References in periodicals archive ?
Zone 4: This zone was exactly one-half statute mile beyond the location where the motorist made contact with the stimulus of the law enforcement vehicle.
The VFR visibility and cloud clearance requirements in Class E and when below 10,000 feet msl, of course, are three statute miles and 500 feet below, 1000 feet above and 2000 feet horizontally
Note that distances are statute miles and the profile view is reversed from the satellite view.
A filed alternate is not required when the destination has a published instrument approach procedure (IAP) and the destination weather forecast for an hour before to an hour after our estimated time of arrival (ETA) is at least a 2000-foot ceiling with three statute miles visibility.
For a precision approach procedure (ILS, GCA): Ceiling 600 feet and visibility of two statute miles.
Although the Law of the Sea recognizes a country's territorial waters as extending 12 nautical miles (14 statute miles or 22 kilometers) out from the coast, it also recognizes that even military vessels have the right of "innocent passage" through territorial waters and can come even closer to the coastline than three miles.

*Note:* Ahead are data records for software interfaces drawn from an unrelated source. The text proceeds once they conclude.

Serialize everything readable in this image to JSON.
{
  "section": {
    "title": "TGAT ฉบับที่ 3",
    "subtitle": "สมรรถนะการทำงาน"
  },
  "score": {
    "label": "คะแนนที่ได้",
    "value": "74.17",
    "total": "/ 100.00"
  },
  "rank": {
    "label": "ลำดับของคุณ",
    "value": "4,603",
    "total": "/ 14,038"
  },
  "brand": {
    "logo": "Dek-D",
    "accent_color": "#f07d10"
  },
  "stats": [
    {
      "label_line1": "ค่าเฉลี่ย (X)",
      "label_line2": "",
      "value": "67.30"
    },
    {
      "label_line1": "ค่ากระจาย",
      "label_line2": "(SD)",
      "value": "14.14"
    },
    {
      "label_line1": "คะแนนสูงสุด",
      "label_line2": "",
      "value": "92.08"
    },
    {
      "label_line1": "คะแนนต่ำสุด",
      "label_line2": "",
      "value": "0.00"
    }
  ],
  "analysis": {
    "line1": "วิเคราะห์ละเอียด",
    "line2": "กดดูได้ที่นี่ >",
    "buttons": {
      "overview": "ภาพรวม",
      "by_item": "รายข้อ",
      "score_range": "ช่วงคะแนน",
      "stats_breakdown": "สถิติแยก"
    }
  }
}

At 1153, a METAR from PIE was reporting, in part: wind calm, visibility 10 statute miles, clouds and sky condition clear, temperature 83AaAaAeAe[degrees]F, dew point 67AaAaAeAe[degrees]F, altimeter 30.
Launched from ships or submarines, the Tomahawk missile can fly into heavily defended airspace 1,000 statute miles away to conduct precise strikes on high-value targets with minimal collateral damage.
The log book carried details such as the date of journey, port of embarkation, destination and the distance covered in statute miles.
Occupied seat miles or hours are calculated by the number of statute miles (32) or flight hours (33) for a particular flight multiplied by the number of passengers on each flight.